by Thylias Moss
I cannot forget the sugar on the table.
The hand that spilled it was not that of
my usual father, three layers of clothes
for a wind he felt from hallway to kitchen,
the brightest room though the lightbulbs
The sugar like bleached anthills of ground teeth.
It seemed to issue from open wounds in his palms.
Each day, more of Father granulated, the injury spread
like dye through cotton, staining all the wash,
condemning the house.
The gas jets on the stove shoot a blue spear
that passes my cheek like air. I stir
and the sugar dissolves, the coffee giving no evidence
that it has been sweetened and I will not taste it
to find out, my father raised to my lips, the toast burnt,
the breakfast ruined.
Neither he nor I will move from the shrine
of Mother’s photo. We begin to understand
the limits of love’s power.
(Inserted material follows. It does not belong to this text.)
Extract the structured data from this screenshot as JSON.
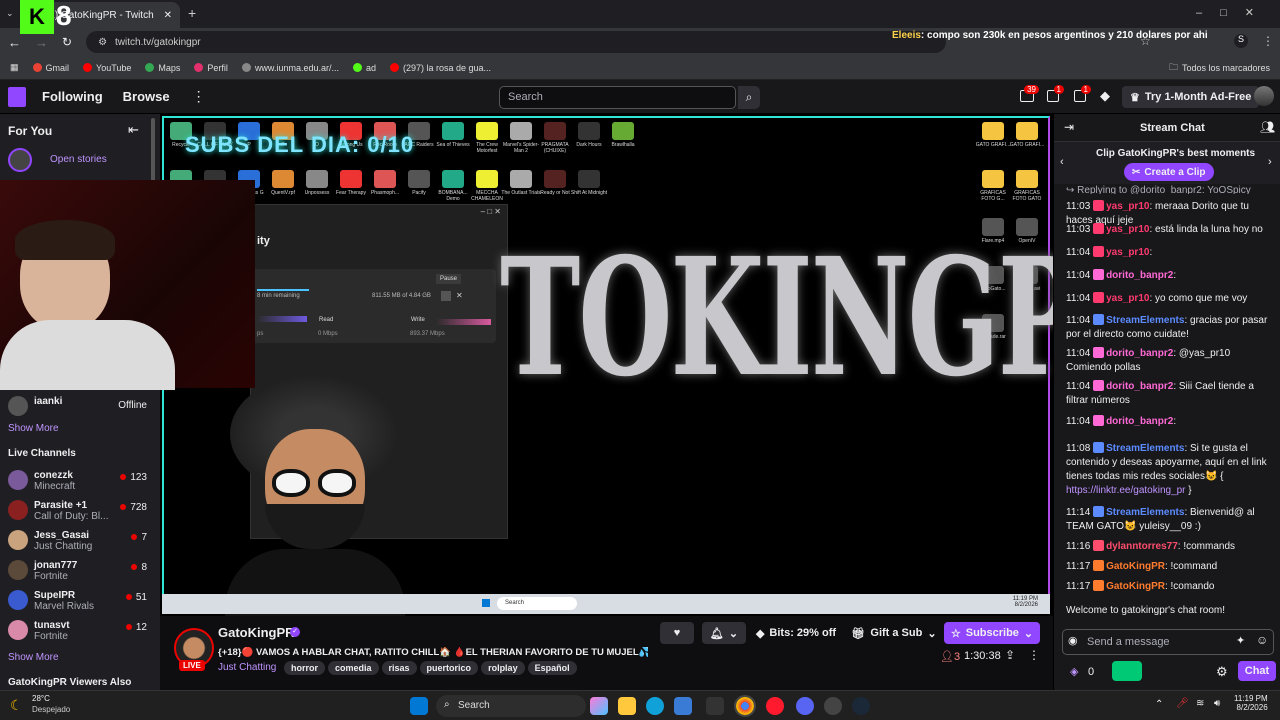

And as we do,
we have to redefine God; he is not love at all.
He is longing.
He is what he became those three days
that one third of himself was dead.